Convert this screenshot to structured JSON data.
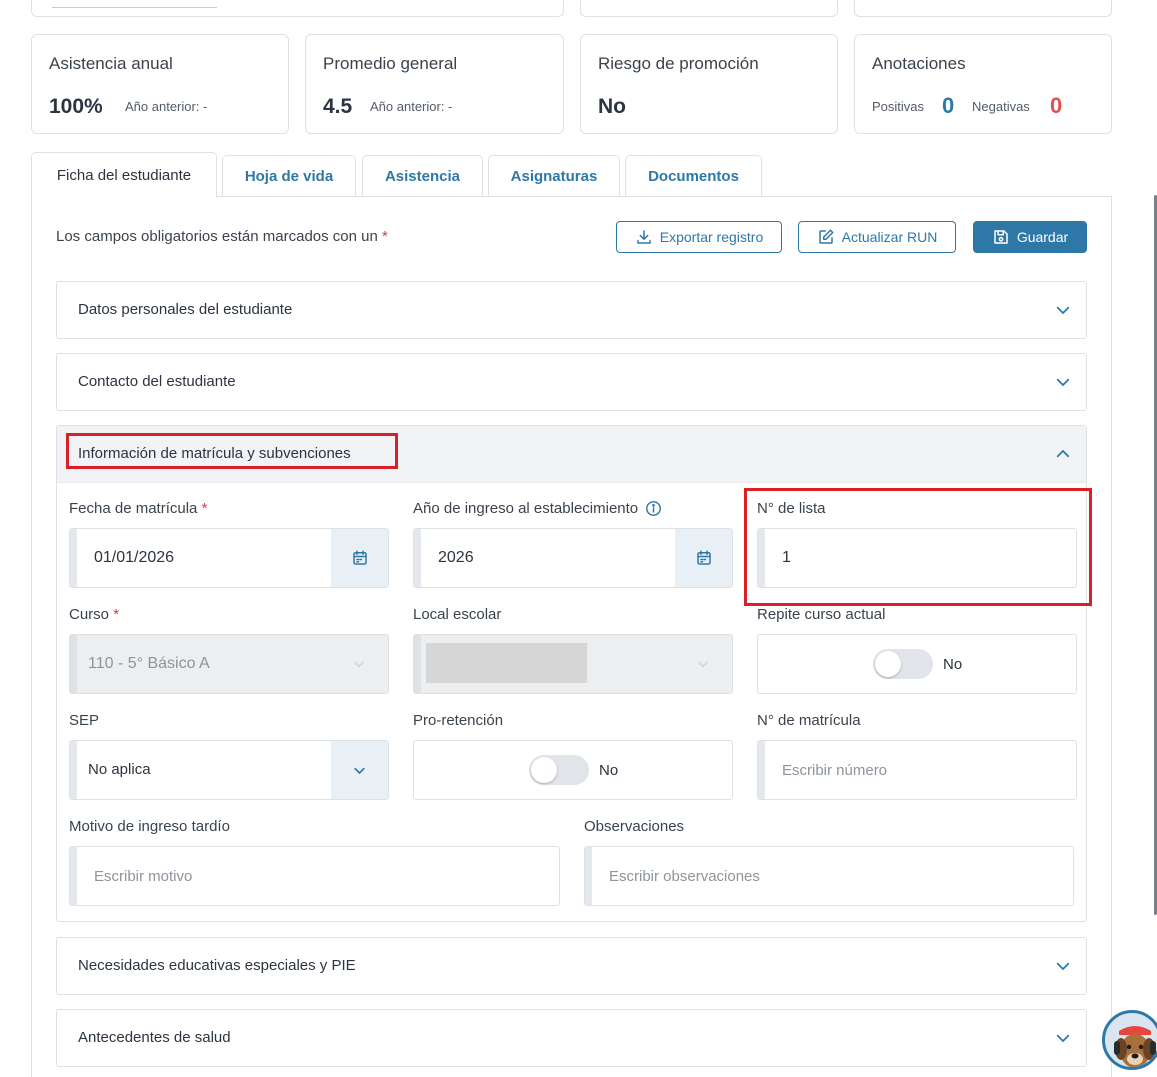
{
  "stats": {
    "attendance": {
      "title": "Asistencia anual",
      "value": "100%",
      "previous": "Año anterior: -"
    },
    "average": {
      "title": "Promedio general",
      "value": "4.5",
      "previous": "Año anterior: -"
    },
    "risk": {
      "title": "Riesgo de promoción",
      "value": "No"
    },
    "notes": {
      "title": "Anotaciones",
      "positive_label": "Positivas",
      "positive_count": "0",
      "negative_label": "Negativas",
      "negative_count": "0"
    }
  },
  "tabs": [
    {
      "label": "Ficha del estudiante",
      "active": true
    },
    {
      "label": "Hoja de vida"
    },
    {
      "label": "Asistencia"
    },
    {
      "label": "Asignaturas"
    },
    {
      "label": "Documentos"
    }
  ],
  "form": {
    "required_note": "Los campos obligatorios están marcados con un",
    "required_mark": "*",
    "buttons": {
      "export": "Exportar registro",
      "update_run": "Actualizar RUN",
      "save": "Guardar"
    }
  },
  "sections": {
    "personal": "Datos personales del estudiante",
    "contact": "Contacto del estudiante",
    "enrollment": "Información de matrícula y subvenciones",
    "special_needs": "Necesidades educativas especiales y PIE",
    "health": "Antecedentes de salud"
  },
  "enrollment": {
    "enroll_date": {
      "label": "Fecha de matrícula",
      "required": "*",
      "value": "01/01/2026"
    },
    "entry_year": {
      "label": "Año de ingreso al establecimiento",
      "value": "2026"
    },
    "list_number": {
      "label": "N° de lista",
      "value": "1"
    },
    "course": {
      "label": "Curso",
      "required": "*",
      "value": "110 - 5° Básico A"
    },
    "school_site": {
      "label": "Local escolar"
    },
    "repeats": {
      "label": "Repite curso actual",
      "value": "No"
    },
    "sep": {
      "label": "SEP",
      "value": "No aplica"
    },
    "pro_retention": {
      "label": "Pro-retención",
      "value": "No"
    },
    "enroll_number": {
      "label": "N° de matrícula",
      "placeholder": "Escribir número"
    },
    "late_reason": {
      "label": "Motivo de ingreso tardío",
      "placeholder": "Escribir motivo"
    },
    "observations": {
      "label": "Observaciones",
      "placeholder": "Escribir observaciones"
    }
  },
  "colors": {
    "accent": "#2e78a8",
    "negative": "#e05050",
    "highlight": "#d92027"
  }
}
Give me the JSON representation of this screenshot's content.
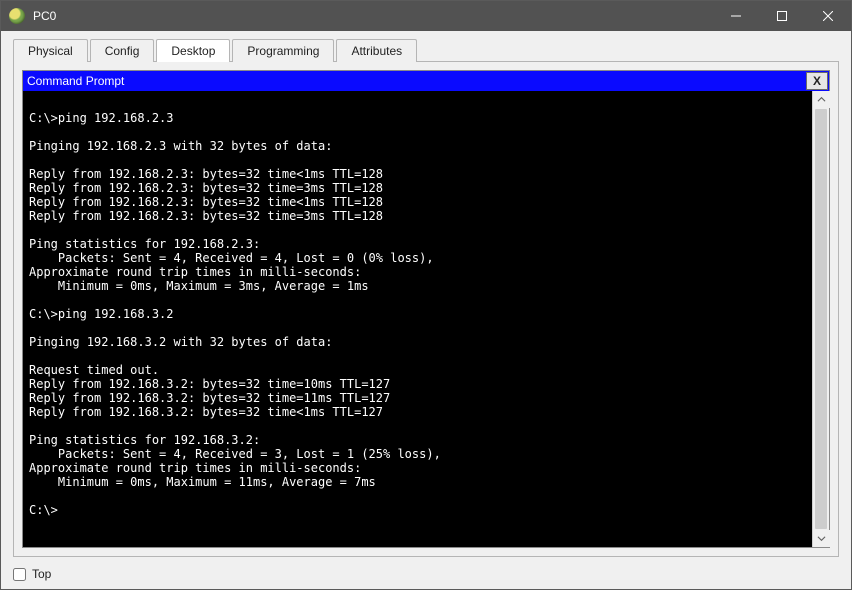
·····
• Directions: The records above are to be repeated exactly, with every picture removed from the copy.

• Response to the task:
Convert this screenshot to structured JSON data.
{
  "stats": {
    "attendance": {
      "title": "Asistencia anual",
      "value": "100%",
      "previous": "Año anterior: -"
    },
    "average": {
      "title": "Promedio general",
      "value": "4.5",
      "previous": "Año anterior: -"
    },
    "risk": {
      "title": "Riesgo de promoción",
      "value": "No"
    },
    "notes": {
      "title": "Anotaciones",
      "positive_label": "Positivas",
      "positive_count": "0",
      "negative_label": "Negativas",
      "negative_count": "0"
    }
  },
  "tabs": [
    {
      "label": "Ficha del estudiante",
      "active": true
    },
    {
      "label": "Hoja de vida"
    },
    {
      "label": "Asistencia"
    },
    {
      "label": "Asignaturas"
    },
    {
      "label": "Documentos"
    }
  ],
  "form": {
    "required_note": "Los campos obligatorios están marcados con un",
    "required_mark": "*",
    "buttons": {
      "export": "Exportar registro",
      "update_run": "Actualizar RUN",
      "save": "Guardar"
    }
  },
  "sections": {
    "personal": "Datos personales del estudiante",
    "contact": "Contacto del estudiante",
    "enrollment": "Información de matrícula y subvenciones",
    "special_needs": "Necesidades educativas especiales y PIE",
    "health": "Antecedentes de salud"
  },
  "enrollment": {
    "enroll_date": {
      "label": "Fecha de matrícula",
      "required": "*",
      "value": "01/01/2026"
    },
    "entry_year": {
      "label": "Año de ingreso al establecimiento",
      "value": "2026"
    },
    "list_number": {
      "label": "N° de lista",
      "value": "1"
    },
    "course": {
      "label": "Curso",
      "required": "*",
      "value": "110 - 5° Básico A"
    },
    "school_site": {
      "label": "Local escolar"
    },
    "repeats": {
      "label": "Repite curso actual",
      "value": "No"
    },
    "sep": {
      "label": "SEP",
      "value": "No aplica"
    },
    "pro_retention": {
      "label": "Pro-retención",
      "value": "No"
    },
    "enroll_number": {
      "label": "N° de matrícula",
      "placeholder": "Escribir número"
    },
    "late_reason": {
      "label": "Motivo de ingreso tardío",
      "placeholder": "Escribir motivo"
    },
    "observations": {
      "label": "Observaciones",
      "placeholder": "Escribir observaciones"
    }
  },
  "colors": {
    "accent": "#2e78a8",
    "negative": "#e05050",
    "highlight": "#d92027"
  }
}
Give me the JSON representation of this screenshot's content.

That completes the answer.